No, Ethereum contracts cannot pull data from external information sources in this way. It is however possible to push data from external sites (e.g. weather sites, stock prices) to Ethereum contracts through transactions. There are “oracle” services that are compatible with the Ethereum network that will pull/push data to the Ethereum network for a fee.
Data and contracts on the Ethereum network are encoded, but not encrypted. Everyone can audit the behavior of the contracts and the data sent to them. However, you are always free to encrypt data locally before broadcasting it to the network.
All data on Ethereum is public. It is not possible to store secrets or passwords in Ethereum contracts without it being seen by all.

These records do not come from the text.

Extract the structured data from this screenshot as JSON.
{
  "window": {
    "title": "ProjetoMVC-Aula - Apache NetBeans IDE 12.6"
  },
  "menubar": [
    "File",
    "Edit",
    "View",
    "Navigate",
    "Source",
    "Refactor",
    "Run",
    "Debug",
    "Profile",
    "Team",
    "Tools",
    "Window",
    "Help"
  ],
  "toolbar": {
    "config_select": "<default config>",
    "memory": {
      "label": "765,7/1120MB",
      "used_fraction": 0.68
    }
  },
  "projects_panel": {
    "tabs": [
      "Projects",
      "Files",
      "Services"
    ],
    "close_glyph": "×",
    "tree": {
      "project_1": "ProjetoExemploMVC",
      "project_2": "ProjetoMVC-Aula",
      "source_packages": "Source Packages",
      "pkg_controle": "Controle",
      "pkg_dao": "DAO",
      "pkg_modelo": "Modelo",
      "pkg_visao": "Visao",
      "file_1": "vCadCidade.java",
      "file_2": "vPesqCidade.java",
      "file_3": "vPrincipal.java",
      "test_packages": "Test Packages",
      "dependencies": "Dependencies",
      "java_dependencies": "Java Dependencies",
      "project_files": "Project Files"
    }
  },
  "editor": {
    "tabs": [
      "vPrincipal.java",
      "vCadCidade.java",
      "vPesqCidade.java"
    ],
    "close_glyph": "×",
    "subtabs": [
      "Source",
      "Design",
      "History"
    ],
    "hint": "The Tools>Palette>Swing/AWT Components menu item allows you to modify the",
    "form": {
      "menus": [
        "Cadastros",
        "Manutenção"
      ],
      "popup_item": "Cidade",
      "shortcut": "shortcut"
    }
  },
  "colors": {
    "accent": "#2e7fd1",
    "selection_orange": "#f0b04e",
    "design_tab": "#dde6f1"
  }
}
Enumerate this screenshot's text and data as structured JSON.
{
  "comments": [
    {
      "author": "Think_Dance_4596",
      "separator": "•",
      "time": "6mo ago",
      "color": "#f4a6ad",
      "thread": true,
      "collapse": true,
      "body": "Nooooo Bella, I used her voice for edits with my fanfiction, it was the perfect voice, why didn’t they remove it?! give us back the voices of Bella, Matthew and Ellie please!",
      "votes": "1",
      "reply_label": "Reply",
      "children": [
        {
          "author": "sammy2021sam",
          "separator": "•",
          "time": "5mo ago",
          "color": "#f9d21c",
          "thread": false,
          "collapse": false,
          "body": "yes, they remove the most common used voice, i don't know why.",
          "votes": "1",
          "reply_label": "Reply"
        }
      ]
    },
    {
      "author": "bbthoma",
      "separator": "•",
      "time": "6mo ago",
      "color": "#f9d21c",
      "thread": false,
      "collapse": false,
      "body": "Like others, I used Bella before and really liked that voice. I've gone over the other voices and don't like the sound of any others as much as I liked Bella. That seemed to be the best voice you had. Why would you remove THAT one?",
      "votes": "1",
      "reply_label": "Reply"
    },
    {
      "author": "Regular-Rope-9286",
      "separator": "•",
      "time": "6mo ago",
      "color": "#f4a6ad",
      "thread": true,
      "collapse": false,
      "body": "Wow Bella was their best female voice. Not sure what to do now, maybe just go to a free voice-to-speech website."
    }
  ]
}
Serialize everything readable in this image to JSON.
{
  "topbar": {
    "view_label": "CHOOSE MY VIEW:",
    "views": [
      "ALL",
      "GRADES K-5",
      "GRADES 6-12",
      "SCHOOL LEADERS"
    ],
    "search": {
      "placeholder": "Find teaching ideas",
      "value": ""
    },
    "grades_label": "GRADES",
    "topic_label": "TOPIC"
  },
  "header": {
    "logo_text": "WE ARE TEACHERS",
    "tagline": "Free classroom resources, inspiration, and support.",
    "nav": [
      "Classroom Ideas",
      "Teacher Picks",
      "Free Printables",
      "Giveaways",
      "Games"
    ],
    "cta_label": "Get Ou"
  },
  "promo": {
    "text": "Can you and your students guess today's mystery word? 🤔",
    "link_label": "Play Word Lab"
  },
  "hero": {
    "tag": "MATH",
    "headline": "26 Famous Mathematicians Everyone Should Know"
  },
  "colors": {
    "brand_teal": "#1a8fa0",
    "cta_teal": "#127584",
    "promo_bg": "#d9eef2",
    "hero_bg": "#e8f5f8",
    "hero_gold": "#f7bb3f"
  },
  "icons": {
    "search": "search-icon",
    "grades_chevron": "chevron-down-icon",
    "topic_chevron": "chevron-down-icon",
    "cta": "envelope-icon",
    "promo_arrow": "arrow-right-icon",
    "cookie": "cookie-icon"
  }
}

There is work being done to make this a possibility through code obfuscation and other techniques. A good read would be “Privacy on the Blockchain” by Vitalik Buterin.
There are two primary ways that the Ethereum PoW based consensus algorithm combats mining centralisation (Source).
- The first is by reducing losses due to orphaned blocks, which independent miners are more likely to experience.
- This portion of the Ethereum mining algorithm, a technique referred to as GHOST, includes the headers only of recently orphaned blocks in return for a reduced reward to both the block producer and the includer of the (otherwise orphaned) block. These included orphans from “grandparent” or earlier blocks are frequently referred to as “uncle” blocks because the gender neutral term “ommer” isn’t widely known or understood.
- The second way that the Ethereum PoW consensus algorithm combats mining centralisation is by its use of a Proof of Work function that is ASIC resistant.
- By preventing mining from becoming dominated by specially designed and produced hardware, independent miners are kept competitive or even given an advantage in terms of their profits and/or levels of hardware investment, because they can make use of readily available commodity hardware (i.e. consumer graphics cards).
Ethereum is planning on implementing a proof-of-stake consensus protocol change during the Serenity phase of their development roadmap. More information on the likely Ethereum PoS candidate and how it may increase transactions-per-second can be found here.